Around this time, he took a variety of jobs to learn the ways of the art world and meet other artists who could teach and inspire him. His first stop was Imago Galleries in Palm Desert, where he learned to handle and respect art. He started to build his visual literacy and made valuable connections, such as artists Ed Moses and Chuck Arnoldi, whose influence surfaces in Campbell’s work today.

Eventually he learned about Frank Stella — Campbell’s recent work relates to the renowned minimalist’s 1960s and early ’70s paintings — and Sol Lewitt, the relentless proponent of conceptual art also known for a minimalist aesthetic. You could imagine some of Campbell’s creations as fragments of Lewitt’s monumental wall drawings.

But more than their aesthetic ideas, Campbell admires these artists’ fearless commitment to seeing them through. “They have a distinctive work ethic, a drive to explore these ideas to the infinite number of possibilities and create every scenario,” he says. These artists and several locally based role models, especially Phillip K. Smith III, drive him to dig deep into his ideas and express them in different materials.

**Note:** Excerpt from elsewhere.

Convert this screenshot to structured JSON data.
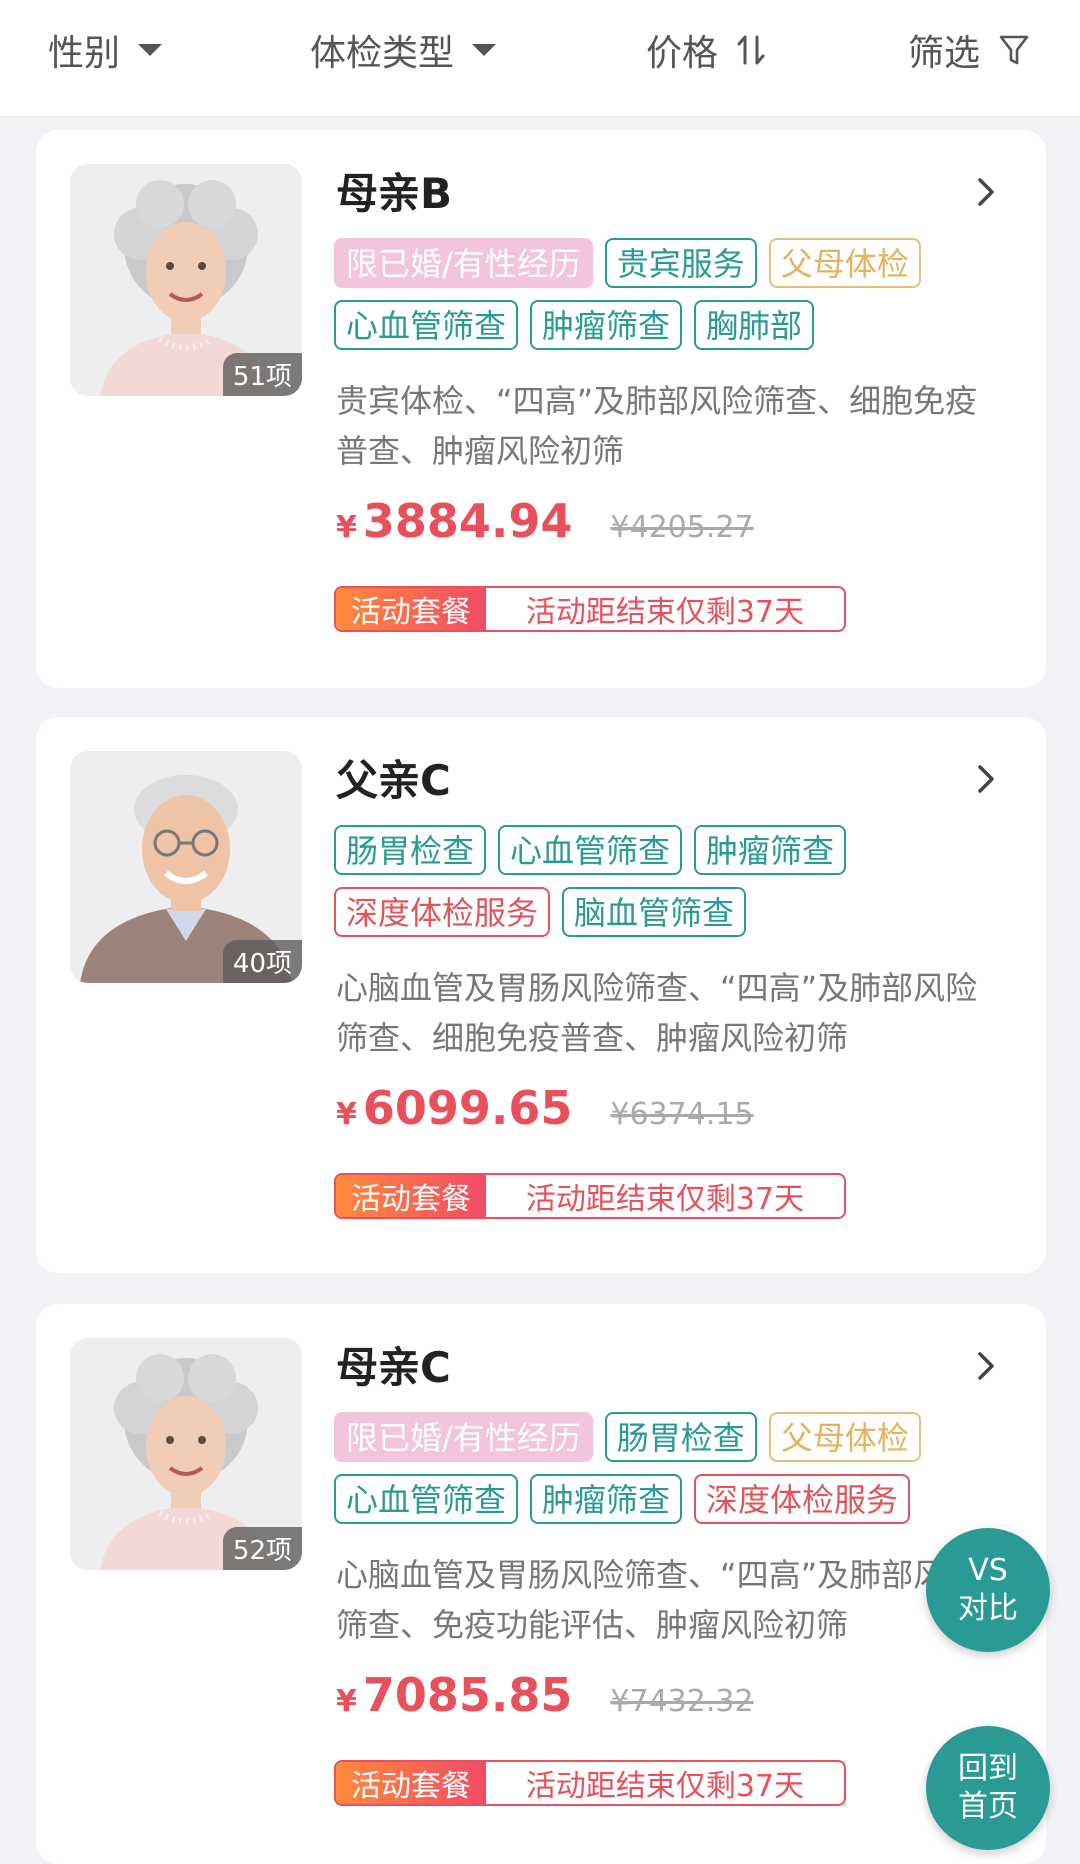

He started working with Smith in 2014, disassembling the artist’s viral sensation Lucid Stead, the jackrabbit homestead shack-turned-art-installation in Joshua Tree. Campbell assisted Smith on other projects and enjoyed frequent conversations with his eventual mentor.

“He even makes monoprints using fragments of 
picket fences and other 
makeshift stencils. They loosely relate to the desert’s 
modernist aesthetics.”

“It was the first time I discussed my work and heard my work being discussed,” he says. Then he went with Smith to install at Untitled, an art fair coinciding with Art Basel Miami Beach. “That changed everything. I saw work on an international scale. It was a crash course.”

It was an exciting time. At home, people were responding to his work. Sarah Scheideman of Coachella Valley Art Scene exhibited one of Campbell’s works at the organization’s now-defunct gallery in Cathedral City. Then Goldenvoice, the producer of the Coachella Valley Music and Arts Festival, commissioned 13 paintings for houses it was renovating in Indio. And Royale Projects invited him to paint a 56-foot-wide mural outside its downtown Los Angeles gallery — a fusion of his youthful street art and rigid studio work.

The paintings are feats of masking tape and spray paint — a crossing of geometric abstraction and op art, some minimal and monochromatic and others “noisy,” with color and texture. He even makes monoprints using fragments of picket fences and other makeshift stencils. They loosely relate to the desert’s modernist aesthetics, and also to the geometry of Native American weavings and the designs of Mexican serapes. “I was seeing it every day and picking up the cues,” he says, emphasizing how the work differs from his emotionally charged illustrative street art and later figurative and representational paintings. “I felt a connection because it’s visually striking.”

He’s also parlaying his ideas into sculpture. “While working with Phil I saw how he would make models and mock-ups, and that allowed me to understand what was possible in a composition,” Campbell says. “I thought how great it would be to make a painting in 3-D. I started playing with sticks until I found compositions that felt right and a great fabricator who understands the ideas.


So far, he has scaled sculpture up to 8 feet in powder-coated steel and wood. With most of his paintings either sold or on exhibition, Campbell is back to the drawing board to replenish his inventory. Vacation is over.